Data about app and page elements
####################

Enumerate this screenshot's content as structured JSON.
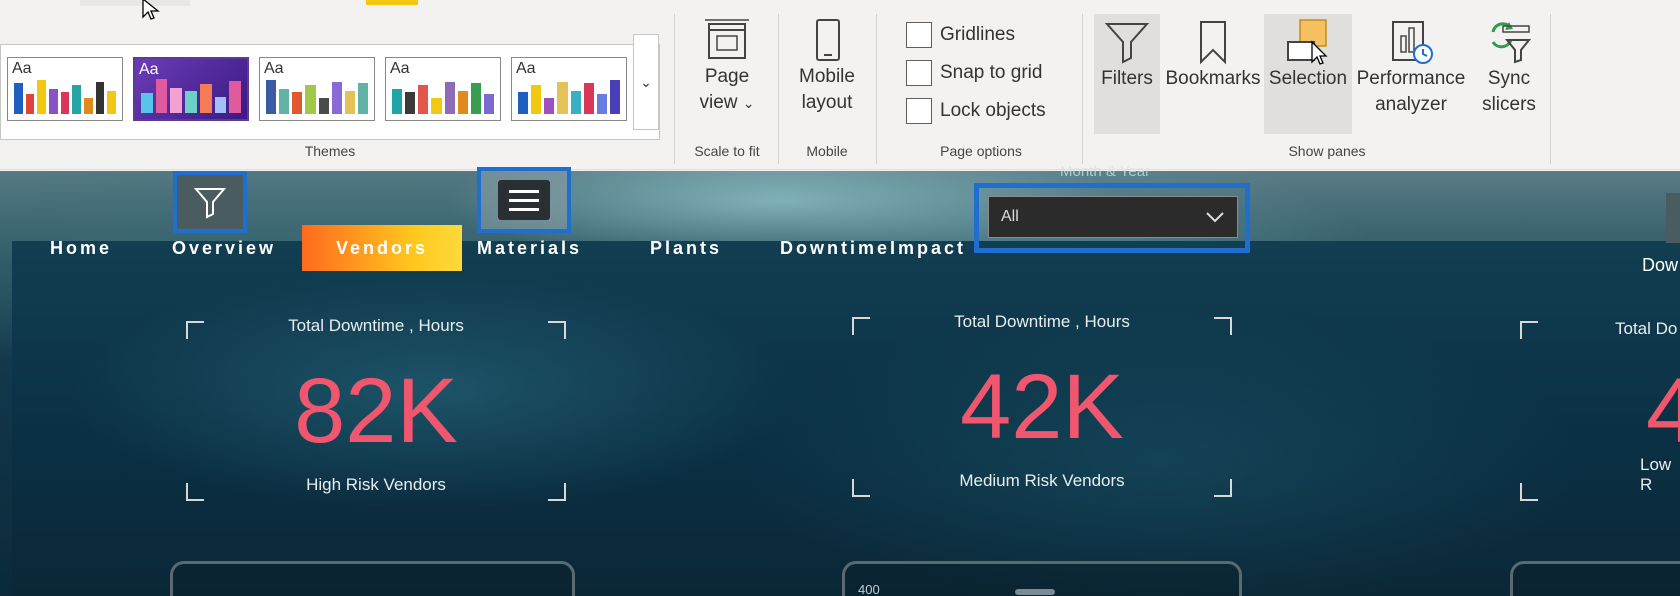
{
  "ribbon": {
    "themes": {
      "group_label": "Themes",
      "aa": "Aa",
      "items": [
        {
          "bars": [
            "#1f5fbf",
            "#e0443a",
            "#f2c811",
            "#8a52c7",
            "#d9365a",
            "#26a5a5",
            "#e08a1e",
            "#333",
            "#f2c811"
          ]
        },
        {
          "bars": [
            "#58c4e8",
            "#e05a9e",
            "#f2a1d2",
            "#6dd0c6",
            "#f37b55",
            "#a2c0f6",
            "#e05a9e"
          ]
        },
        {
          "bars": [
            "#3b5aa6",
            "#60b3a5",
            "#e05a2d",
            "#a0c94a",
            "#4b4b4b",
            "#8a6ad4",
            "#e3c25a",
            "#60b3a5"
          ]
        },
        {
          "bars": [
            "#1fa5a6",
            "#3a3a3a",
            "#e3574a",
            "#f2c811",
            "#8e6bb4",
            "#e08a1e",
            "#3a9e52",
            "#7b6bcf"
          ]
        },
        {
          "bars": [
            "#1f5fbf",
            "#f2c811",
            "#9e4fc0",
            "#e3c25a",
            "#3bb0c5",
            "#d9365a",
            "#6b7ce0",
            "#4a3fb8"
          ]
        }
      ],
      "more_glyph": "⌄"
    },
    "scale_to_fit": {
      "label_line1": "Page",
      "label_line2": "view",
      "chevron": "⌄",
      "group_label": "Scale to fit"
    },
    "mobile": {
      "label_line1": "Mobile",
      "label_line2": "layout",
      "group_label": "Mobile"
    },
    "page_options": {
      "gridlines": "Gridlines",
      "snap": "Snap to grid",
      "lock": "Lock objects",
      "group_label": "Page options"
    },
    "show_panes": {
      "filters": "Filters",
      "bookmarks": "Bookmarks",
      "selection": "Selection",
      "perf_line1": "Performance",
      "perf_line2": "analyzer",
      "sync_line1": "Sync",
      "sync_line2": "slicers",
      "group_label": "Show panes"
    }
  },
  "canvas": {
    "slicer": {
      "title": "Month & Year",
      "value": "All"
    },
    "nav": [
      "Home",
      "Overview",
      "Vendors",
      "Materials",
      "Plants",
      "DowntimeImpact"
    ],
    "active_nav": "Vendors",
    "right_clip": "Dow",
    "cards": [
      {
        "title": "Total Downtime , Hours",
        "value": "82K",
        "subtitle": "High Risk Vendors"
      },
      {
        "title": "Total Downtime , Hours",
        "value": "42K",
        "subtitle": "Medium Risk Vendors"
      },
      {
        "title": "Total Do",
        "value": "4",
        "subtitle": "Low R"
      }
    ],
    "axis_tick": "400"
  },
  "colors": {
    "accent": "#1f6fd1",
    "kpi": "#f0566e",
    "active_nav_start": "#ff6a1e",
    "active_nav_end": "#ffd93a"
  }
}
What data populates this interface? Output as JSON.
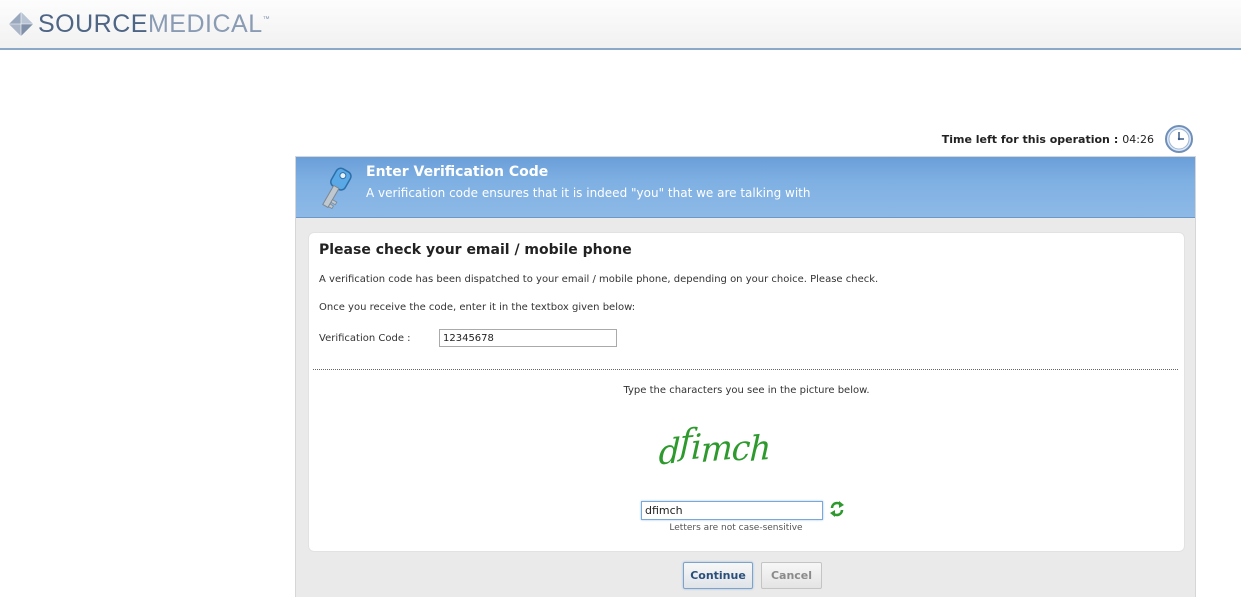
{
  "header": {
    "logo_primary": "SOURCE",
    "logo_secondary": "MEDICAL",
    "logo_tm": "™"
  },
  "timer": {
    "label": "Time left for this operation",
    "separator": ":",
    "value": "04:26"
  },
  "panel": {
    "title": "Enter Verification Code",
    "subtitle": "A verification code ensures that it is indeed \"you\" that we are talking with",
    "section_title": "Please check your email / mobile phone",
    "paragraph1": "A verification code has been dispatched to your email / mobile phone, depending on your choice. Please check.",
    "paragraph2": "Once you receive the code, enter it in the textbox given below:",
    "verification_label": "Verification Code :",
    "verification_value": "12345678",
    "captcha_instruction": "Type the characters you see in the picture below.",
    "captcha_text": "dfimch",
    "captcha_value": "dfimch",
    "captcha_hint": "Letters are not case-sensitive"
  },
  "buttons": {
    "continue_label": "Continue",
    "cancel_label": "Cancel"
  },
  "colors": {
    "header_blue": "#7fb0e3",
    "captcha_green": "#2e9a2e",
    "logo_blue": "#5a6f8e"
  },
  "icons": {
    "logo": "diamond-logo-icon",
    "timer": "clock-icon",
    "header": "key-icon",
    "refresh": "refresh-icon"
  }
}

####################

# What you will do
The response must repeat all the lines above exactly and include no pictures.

# Result
Enumerate this screenshot's content as structured JSON.
{
  "ribbon": {
    "themes": {
      "group_label": "Themes",
      "aa": "Aa",
      "items": [
        {
          "bars": [
            "#1f5fbf",
            "#e0443a",
            "#f2c811",
            "#8a52c7",
            "#d9365a",
            "#26a5a5",
            "#e08a1e",
            "#333",
            "#f2c811"
          ]
        },
        {
          "bars": [
            "#58c4e8",
            "#e05a9e",
            "#f2a1d2",
            "#6dd0c6",
            "#f37b55",
            "#a2c0f6",
            "#e05a9e"
          ]
        },
        {
          "bars": [
            "#3b5aa6",
            "#60b3a5",
            "#e05a2d",
            "#a0c94a",
            "#4b4b4b",
            "#8a6ad4",
            "#e3c25a",
            "#60b3a5"
          ]
        },
        {
          "bars": [
            "#1fa5a6",
            "#3a3a3a",
            "#e3574a",
            "#f2c811",
            "#8e6bb4",
            "#e08a1e",
            "#3a9e52",
            "#7b6bcf"
          ]
        },
        {
          "bars": [
            "#1f5fbf",
            "#f2c811",
            "#9e4fc0",
            "#e3c25a",
            "#3bb0c5",
            "#d9365a",
            "#6b7ce0",
            "#4a3fb8"
          ]
        }
      ],
      "more_glyph": "⌄"
    },
    "scale_to_fit": {
      "label_line1": "Page",
      "label_line2": "view",
      "chevron": "⌄",
      "group_label": "Scale to fit"
    },
    "mobile": {
      "label_line1": "Mobile",
      "label_line2": "layout",
      "group_label": "Mobile"
    },
    "page_options": {
      "gridlines": "Gridlines",
      "snap": "Snap to grid",
      "lock": "Lock objects",
      "group_label": "Page options"
    },
    "show_panes": {
      "filters": "Filters",
      "bookmarks": "Bookmarks",
      "selection": "Selection",
      "perf_line1": "Performance",
      "perf_line2": "analyzer",
      "sync_line1": "Sync",
      "sync_line2": "slicers",
      "group_label": "Show panes"
    }
  },
  "canvas": {
    "slicer": {
      "title": "Month & Year",
      "value": "All"
    },
    "nav": [
      "Home",
      "Overview",
      "Vendors",
      "Materials",
      "Plants",
      "DowntimeImpact"
    ],
    "active_nav": "Vendors",
    "right_clip": "Dow",
    "cards": [
      {
        "title": "Total Downtime , Hours",
        "value": "82K",
        "subtitle": "High Risk Vendors"
      },
      {
        "title": "Total Downtime , Hours",
        "value": "42K",
        "subtitle": "Medium Risk Vendors"
      },
      {
        "title": "Total Do",
        "value": "4",
        "subtitle": "Low R"
      }
    ],
    "axis_tick": "400"
  },
  "colors": {
    "accent": "#1f6fd1",
    "kpi": "#f0566e",
    "active_nav_start": "#ff6a1e",
    "active_nav_end": "#ffd93a"
  }
}
What data populates this interface? Output as JSON.
{
  "header": {
    "logo_primary": "SOURCE",
    "logo_secondary": "MEDICAL",
    "logo_tm": "™"
  },
  "timer": {
    "label": "Time left for this operation",
    "separator": ":",
    "value": "04:26"
  },
  "panel": {
    "title": "Enter Verification Code",
    "subtitle": "A verification code ensures that it is indeed \"you\" that we are talking with",
    "section_title": "Please check your email / mobile phone",
    "paragraph1": "A verification code has been dispatched to your email / mobile phone, depending on your choice. Please check.",
    "paragraph2": "Once you receive the code, enter it in the textbox given below:",
    "verification_label": "Verification Code :",
    "verification_value": "12345678",
    "captcha_instruction": "Type the characters you see in the picture below.",
    "captcha_text": "dfimch",
    "captcha_value": "dfimch",
    "captcha_hint": "Letters are not case-sensitive"
  },
  "buttons": {
    "continue_label": "Continue",
    "cancel_label": "Cancel"
  },
  "colors": {
    "header_blue": "#7fb0e3",
    "captcha_green": "#2e9a2e",
    "logo_blue": "#5a6f8e"
  },
  "icons": {
    "logo": "diamond-logo-icon",
    "timer": "clock-icon",
    "header": "key-icon",
    "refresh": "refresh-icon"
  }
}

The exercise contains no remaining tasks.